Entries from a dataset of interfaces
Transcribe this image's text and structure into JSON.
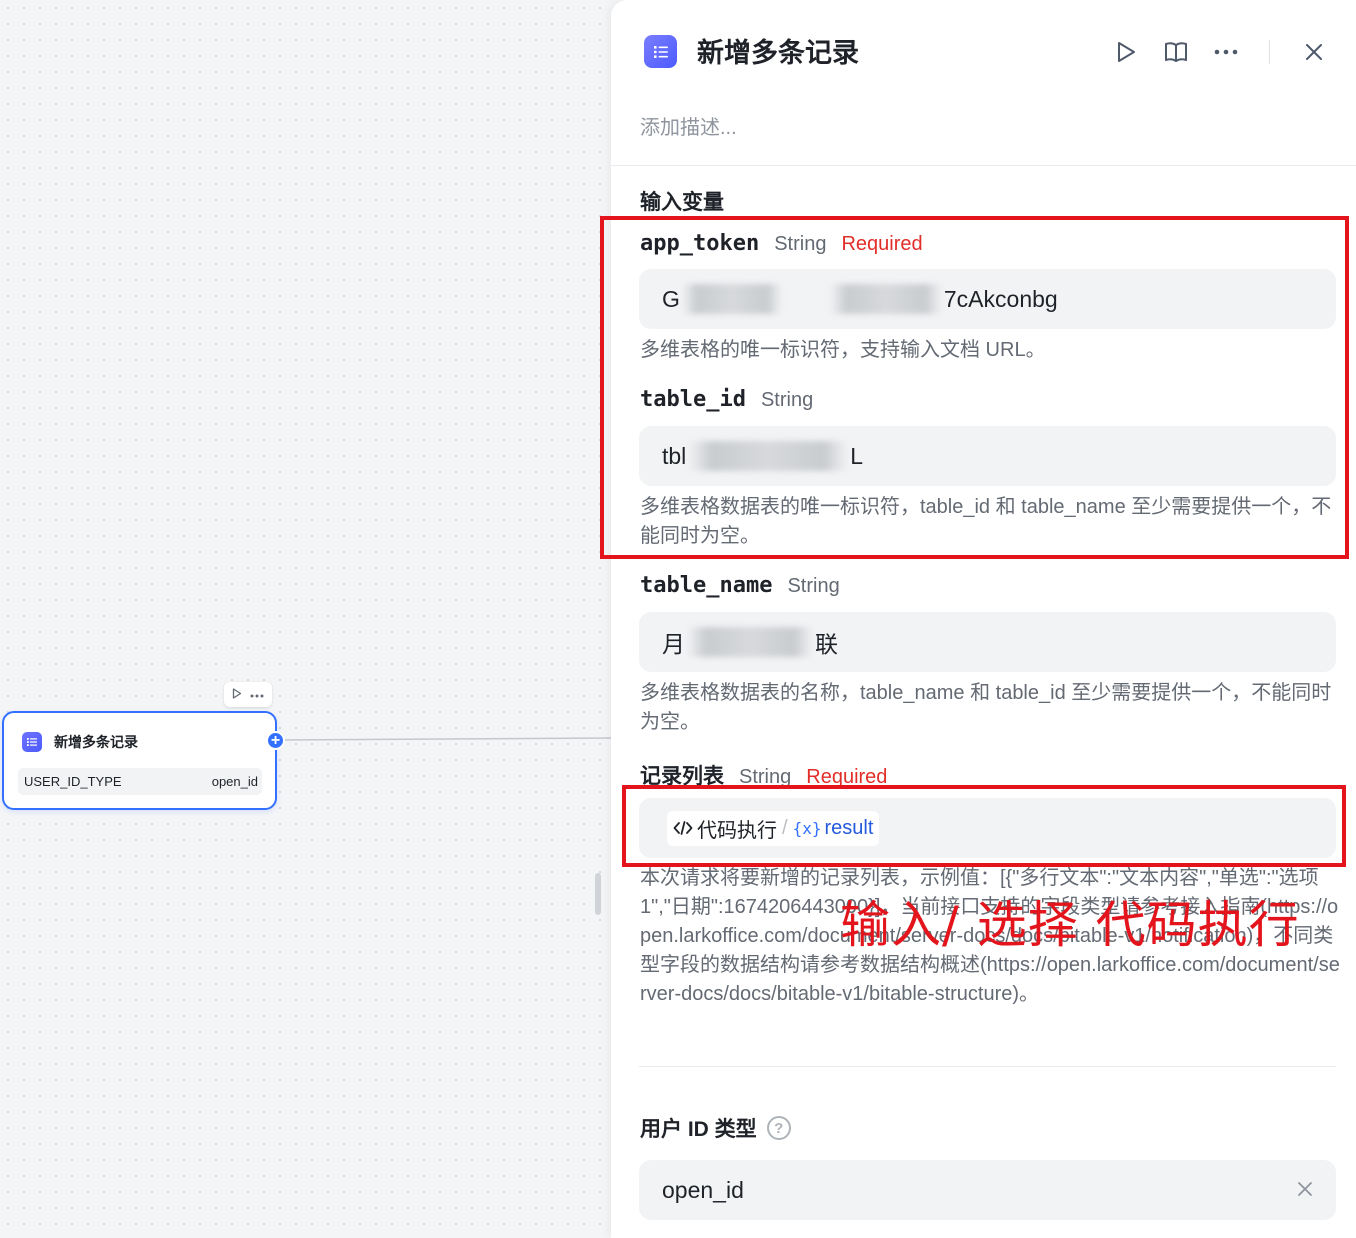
{
  "canvas": {
    "node": {
      "title": "新增多条记录",
      "param_key": "USER_ID_TYPE",
      "param_value": "open_id",
      "toolbar_run_icon": "play-icon",
      "toolbar_more_icon": "more-icon",
      "add_icon": "plus-icon"
    }
  },
  "panel": {
    "icon": "table-list-icon",
    "title": "新增多条记录",
    "actions": [
      "play-icon",
      "book-icon",
      "more-icon",
      "close-icon"
    ],
    "description_placeholder": "添加描述...",
    "section_title": "输入变量",
    "fields": {
      "app_token": {
        "name": "app_token",
        "type": "String",
        "required": "Required",
        "value_visible_start": "G",
        "value_visible_end": "7cAkconbg",
        "help": "多维表格的唯一标识符，支持输入文档 URL。"
      },
      "table_id": {
        "name": "table_id",
        "type": "String",
        "value_visible_start": "tbl",
        "value_visible_end": "L",
        "help": "多维表格数据表的唯一标识符，table_id 和 table_name 至少需要提供一个，不能同时为空。"
      },
      "table_name": {
        "name": "table_name",
        "type": "String",
        "value_visible_start": "月",
        "value_visible_end": "联",
        "help": "多维表格数据表的名称，table_name 和 table_id 至少需要提供一个，不能同时为空。"
      },
      "records": {
        "name": "记录列表",
        "type": "String",
        "required": "Required",
        "ref_node": "代码执行",
        "ref_separator": "/",
        "ref_variable": "result",
        "help": "本次请求将要新增的记录列表，示例值：[{\"多行文本\":\"文本内容\",\"单选\":\"选项 1\",\"日期\":1674206443000}]，当前接口支持的字段类型请参考接入指南(https://open.larkoffice.com/document/server-docs/docs/bitable-v1/notification)，不同类型字段的数据结构请参考数据结构概述(https://open.larkoffice.com/document/server-docs/docs/bitable-v1/bitable-structure)。"
      }
    },
    "user_id_type": {
      "label": "用户 ID 类型",
      "value": "open_id"
    }
  },
  "annotations": {
    "text": "输入/ 选择 代码执行",
    "color": "#e3141b"
  },
  "colors": {
    "accent": "#3370ff",
    "required": "#e22e28",
    "annotation": "#e3141b"
  }
}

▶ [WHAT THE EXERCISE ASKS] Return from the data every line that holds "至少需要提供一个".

▶ [ANSWER FOR THE TASK]
        "help": "多维表格数据表的唯一标识符，table_id 和 table_name 至少需要提供一个，不能同时为空。"
        "help": "多维表格数据表的名称，table_name 和 table_id 至少需要提供一个，不能同时为空。"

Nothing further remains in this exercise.